What are the specific kinds of acute and chronic pain?

Recurrent pain can be either acute or chronic. This pain is intermittent and episodic, and it occurs along with pain-free intervals. Cancer pain is a discomfort associated with treatment from radiation or chemotherapy, surgery, or with disease progression.

What treatment options are interventional?

Interventional pain management involves identifying the exact source of a patient’s pain, and then offering real, direct treatment for the condition. An intervention is a minimally invasive procedure done to target the affected nerves. Treatment options are:

  • Facet joint injection (FJI) – Typically given in a series of three spaced a few weeks apart, these injections are used to relieve the pain associated with facet joint syndrome or spinal arthritis.


  • Epidural steroid injection (ESI) – This procedure involves using a long-acting anesthetic along with a corticosteroid. The medications are injected into the epidural space to offer effective pain relief.


  • Intrathecal pain pump implant – This device is surgically implanted. The small unit delivers pain medicines directly to the spinal cord to target the central nervous system.


  • Medial branch block – With this procedure, a long-acting anesthetic and/or a neurolytic substance is injected onto a targeted spinal nerve root. This alleviates discomfort and blocks pain signal transmission.


  • Radiofrequency ablation – Sometimes called a rhizotomy, this involves use of heat onto specific spinal nerves. The ablation destroys a portion of the nerve root for long-term pain relief.


  • Spinal cord stimulation (SCS) – A special devices is implanted into the lower abdomen or buttock. The unit connects via wires to electrodes surgically place near the spinal cord. The mild electrical current interferes with pain signal transmission.


  • Joint injection – For arthritis of the knee or hip, the doctor can inject a long-acting corticosteroid into this space. Hyaluronic acid can be injected to replace lost synovial fluid of the knee joint.


  • Vertebroplasty and kyphoplasty – Both of these procedures will relieve pain in patients diagnosed with a vertebral compression fracture.
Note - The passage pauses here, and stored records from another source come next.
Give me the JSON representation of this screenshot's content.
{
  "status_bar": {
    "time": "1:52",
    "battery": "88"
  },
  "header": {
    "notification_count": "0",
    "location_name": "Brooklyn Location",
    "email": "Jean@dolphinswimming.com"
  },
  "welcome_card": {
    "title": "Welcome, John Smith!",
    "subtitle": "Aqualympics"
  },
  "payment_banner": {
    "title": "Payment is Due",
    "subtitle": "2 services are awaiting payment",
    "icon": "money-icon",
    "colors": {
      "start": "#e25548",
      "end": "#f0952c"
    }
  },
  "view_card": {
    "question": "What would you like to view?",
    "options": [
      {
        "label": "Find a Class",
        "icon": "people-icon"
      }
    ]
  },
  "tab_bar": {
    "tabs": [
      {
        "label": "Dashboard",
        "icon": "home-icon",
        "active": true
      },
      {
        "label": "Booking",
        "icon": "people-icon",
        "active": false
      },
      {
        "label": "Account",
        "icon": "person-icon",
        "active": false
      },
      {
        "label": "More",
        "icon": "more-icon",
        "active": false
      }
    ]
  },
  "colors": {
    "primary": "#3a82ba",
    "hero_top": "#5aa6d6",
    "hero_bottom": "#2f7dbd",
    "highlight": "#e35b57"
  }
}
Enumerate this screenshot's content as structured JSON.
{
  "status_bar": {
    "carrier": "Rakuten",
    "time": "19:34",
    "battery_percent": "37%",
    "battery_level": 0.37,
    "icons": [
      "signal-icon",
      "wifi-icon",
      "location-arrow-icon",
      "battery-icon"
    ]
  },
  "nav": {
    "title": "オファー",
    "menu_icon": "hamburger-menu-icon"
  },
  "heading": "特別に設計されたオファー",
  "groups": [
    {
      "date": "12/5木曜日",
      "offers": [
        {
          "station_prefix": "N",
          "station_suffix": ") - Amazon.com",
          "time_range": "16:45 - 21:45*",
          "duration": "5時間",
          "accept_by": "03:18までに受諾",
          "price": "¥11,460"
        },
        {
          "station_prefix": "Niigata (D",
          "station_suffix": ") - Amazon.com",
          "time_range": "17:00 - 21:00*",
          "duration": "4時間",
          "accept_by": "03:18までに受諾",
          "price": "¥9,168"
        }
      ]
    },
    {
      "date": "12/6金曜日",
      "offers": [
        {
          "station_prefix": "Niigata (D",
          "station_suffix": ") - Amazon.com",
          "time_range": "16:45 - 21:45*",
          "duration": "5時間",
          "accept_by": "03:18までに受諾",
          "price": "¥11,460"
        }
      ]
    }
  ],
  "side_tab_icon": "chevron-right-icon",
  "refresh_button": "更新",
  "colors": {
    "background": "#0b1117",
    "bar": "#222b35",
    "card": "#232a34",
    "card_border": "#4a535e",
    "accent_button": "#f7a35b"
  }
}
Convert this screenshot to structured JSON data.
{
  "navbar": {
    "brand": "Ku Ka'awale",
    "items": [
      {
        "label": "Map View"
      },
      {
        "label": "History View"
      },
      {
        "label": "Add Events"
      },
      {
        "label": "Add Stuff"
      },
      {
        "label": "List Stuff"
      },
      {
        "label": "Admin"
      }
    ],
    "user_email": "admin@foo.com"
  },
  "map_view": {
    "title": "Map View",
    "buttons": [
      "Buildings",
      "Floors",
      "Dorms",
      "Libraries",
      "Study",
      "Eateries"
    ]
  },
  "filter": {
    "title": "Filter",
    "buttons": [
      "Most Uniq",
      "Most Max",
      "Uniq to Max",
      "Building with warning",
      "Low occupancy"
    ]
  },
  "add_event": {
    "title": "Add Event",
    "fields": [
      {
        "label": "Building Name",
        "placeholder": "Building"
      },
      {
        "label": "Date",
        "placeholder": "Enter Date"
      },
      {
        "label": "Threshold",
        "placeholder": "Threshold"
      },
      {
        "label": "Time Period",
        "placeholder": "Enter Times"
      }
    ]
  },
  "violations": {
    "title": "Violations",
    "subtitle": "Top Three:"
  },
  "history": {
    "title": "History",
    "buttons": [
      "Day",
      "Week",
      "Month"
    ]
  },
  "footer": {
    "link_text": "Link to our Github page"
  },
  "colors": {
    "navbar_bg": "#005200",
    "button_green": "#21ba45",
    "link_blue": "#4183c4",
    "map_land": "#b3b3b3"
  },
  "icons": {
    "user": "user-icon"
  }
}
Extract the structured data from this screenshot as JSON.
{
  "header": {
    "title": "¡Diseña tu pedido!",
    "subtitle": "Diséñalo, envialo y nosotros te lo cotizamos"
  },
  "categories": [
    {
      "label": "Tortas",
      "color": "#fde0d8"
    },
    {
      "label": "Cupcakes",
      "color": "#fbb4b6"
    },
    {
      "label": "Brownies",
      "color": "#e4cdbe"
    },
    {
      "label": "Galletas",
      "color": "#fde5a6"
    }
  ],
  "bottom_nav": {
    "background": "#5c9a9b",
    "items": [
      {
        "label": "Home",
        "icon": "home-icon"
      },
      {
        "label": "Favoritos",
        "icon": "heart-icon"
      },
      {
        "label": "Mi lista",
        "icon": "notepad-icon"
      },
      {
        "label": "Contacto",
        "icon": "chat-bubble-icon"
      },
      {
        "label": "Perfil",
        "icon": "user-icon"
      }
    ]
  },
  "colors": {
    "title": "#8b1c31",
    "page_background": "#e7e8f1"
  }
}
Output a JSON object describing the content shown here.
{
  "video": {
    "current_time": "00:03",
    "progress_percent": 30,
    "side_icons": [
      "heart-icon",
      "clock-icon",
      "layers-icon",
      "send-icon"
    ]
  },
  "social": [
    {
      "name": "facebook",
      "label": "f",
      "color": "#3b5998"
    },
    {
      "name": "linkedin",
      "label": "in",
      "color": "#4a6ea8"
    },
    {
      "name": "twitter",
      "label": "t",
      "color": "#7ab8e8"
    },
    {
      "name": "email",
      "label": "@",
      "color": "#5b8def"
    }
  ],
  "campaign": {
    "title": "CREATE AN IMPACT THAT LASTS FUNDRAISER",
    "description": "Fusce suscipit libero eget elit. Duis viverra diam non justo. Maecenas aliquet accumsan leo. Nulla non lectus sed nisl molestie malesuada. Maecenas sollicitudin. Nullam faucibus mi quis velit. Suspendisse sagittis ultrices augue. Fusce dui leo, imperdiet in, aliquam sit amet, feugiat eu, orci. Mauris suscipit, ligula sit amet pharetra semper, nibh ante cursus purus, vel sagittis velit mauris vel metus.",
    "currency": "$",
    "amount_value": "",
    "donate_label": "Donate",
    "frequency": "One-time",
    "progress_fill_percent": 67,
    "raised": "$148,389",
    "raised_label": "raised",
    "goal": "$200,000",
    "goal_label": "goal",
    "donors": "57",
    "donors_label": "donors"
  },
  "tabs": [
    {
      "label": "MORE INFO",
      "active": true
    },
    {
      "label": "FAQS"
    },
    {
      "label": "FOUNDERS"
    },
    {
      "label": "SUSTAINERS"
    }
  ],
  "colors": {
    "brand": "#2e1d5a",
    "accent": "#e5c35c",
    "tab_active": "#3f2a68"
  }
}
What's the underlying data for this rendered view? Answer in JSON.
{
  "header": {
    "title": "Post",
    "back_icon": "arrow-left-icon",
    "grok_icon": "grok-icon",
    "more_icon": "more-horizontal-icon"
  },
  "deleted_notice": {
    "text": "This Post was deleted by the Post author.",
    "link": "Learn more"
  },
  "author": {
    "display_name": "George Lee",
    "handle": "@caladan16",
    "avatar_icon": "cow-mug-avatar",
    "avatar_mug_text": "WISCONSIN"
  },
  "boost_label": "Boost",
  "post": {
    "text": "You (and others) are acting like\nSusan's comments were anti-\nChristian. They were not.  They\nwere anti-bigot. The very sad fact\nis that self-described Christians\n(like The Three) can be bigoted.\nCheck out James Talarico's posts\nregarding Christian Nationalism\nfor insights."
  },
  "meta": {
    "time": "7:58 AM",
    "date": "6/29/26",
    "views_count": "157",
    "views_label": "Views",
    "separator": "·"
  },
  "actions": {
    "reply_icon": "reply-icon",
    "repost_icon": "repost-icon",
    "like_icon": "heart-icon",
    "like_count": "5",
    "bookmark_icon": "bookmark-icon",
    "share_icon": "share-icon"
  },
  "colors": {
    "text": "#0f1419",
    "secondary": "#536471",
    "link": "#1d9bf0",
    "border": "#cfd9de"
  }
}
These breaks occur due to osteoporosis, cancer, and/or trauma.


  • Intradiscal injection – This procedure is used to treat various chronic forms of discogenic (disc-related) back pain.



McGuirk BE & Bogduk N (2011). Low Back pain. Chapter 72, Bonica’s Management of Pain 4th Edition. Page 1105 – 1122.